→ Recorded data
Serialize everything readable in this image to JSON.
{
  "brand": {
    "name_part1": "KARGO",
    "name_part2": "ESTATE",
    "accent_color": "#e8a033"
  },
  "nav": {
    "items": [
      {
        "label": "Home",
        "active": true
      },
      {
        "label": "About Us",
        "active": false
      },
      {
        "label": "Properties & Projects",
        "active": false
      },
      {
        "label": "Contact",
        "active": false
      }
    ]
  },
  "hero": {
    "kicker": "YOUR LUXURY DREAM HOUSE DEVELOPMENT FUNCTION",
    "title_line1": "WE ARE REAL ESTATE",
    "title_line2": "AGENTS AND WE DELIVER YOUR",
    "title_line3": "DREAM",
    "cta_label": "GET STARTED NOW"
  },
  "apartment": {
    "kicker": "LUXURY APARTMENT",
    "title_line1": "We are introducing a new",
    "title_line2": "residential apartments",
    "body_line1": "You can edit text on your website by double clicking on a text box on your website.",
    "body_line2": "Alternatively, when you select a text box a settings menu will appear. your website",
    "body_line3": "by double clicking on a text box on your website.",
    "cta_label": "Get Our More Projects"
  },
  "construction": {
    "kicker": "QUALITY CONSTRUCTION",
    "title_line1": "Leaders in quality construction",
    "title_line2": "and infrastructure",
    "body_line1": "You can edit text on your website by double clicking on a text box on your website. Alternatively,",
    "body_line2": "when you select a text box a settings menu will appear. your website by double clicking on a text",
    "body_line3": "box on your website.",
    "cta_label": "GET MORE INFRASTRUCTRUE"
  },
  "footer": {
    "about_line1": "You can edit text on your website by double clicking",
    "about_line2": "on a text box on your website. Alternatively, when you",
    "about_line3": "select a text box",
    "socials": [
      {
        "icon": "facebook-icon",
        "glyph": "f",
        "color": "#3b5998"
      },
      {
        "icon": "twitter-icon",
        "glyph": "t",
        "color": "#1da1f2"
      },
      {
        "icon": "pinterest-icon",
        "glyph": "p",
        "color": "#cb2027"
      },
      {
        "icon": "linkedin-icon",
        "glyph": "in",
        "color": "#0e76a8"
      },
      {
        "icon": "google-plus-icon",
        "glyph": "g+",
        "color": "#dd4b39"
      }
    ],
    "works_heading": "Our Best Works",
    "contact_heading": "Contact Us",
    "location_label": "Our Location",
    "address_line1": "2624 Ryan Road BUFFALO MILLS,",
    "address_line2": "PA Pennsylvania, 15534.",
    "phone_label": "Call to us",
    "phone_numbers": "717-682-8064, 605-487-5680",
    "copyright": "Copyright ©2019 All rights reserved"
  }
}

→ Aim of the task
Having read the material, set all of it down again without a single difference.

→ Exercise solution
Serialize everything readable in this image to JSON.
{
  "brand": {
    "name_part1": "KARGO",
    "name_part2": "ESTATE",
    "accent_color": "#e8a033"
  },
  "nav": {
    "items": [
      {
        "label": "Home",
        "active": true
      },
      {
        "label": "About Us",
        "active": false
      },
      {
        "label": "Properties & Projects",
        "active": false
      },
      {
        "label": "Contact",
        "active": false
      }
    ]
  },
  "hero": {
    "kicker": "YOUR LUXURY DREAM HOUSE DEVELOPMENT FUNCTION",
    "title_line1": "WE ARE REAL ESTATE",
    "title_line2": "AGENTS AND WE DELIVER YOUR",
    "title_line3": "DREAM",
    "cta_label": "GET STARTED NOW"
  },
  "apartment": {
    "kicker": "LUXURY APARTMENT",
    "title_line1": "We are introducing a new",
    "title_line2": "residential apartments",
    "body_line1": "You can edit text on your website by double clicking on a text box on your website.",
    "body_line2": "Alternatively, when you select a text box a settings menu will appear. your website",
    "body_line3": "by double clicking on a text box on your website.",
    "cta_label": "Get Our More Projects"
  },
  "construction": {
    "kicker": "QUALITY CONSTRUCTION",
    "title_line1": "Leaders in quality construction",
    "title_line2": "and infrastructure",
    "body_line1": "You can edit text on your website by double clicking on a text box on your website. Alternatively,",
    "body_line2": "when you select a text box a settings menu will appear. your website by double clicking on a text",
    "body_line3": "box on your website.",
    "cta_label": "GET MORE INFRASTRUCTRUE"
  },
  "footer": {
    "about_line1": "You can edit text on your website by double clicking",
    "about_line2": "on a text box on your website. Alternatively, when you",
    "about_line3": "select a text box",
    "socials": [
      {
        "icon": "facebook-icon",
        "glyph": "f",
        "color": "#3b5998"
      },
      {
        "icon": "twitter-icon",
        "glyph": "t",
        "color": "#1da1f2"
      },
      {
        "icon": "pinterest-icon",
        "glyph": "p",
        "color": "#cb2027"
      },
      {
        "icon": "linkedin-icon",
        "glyph": "in",
        "color": "#0e76a8"
      },
      {
        "icon": "google-plus-icon",
        "glyph": "g+",
        "color": "#dd4b39"
      }
    ],
    "works_heading": "Our Best Works",
    "contact_heading": "Contact Us",
    "location_label": "Our Location",
    "address_line1": "2624 Ryan Road BUFFALO MILLS,",
    "address_line2": "PA Pennsylvania, 15534.",
    "phone_label": "Call to us",
    "phone_numbers": "717-682-8064, 605-487-5680",
    "copyright": "Copyright ©2019 All rights reserved"
  }
}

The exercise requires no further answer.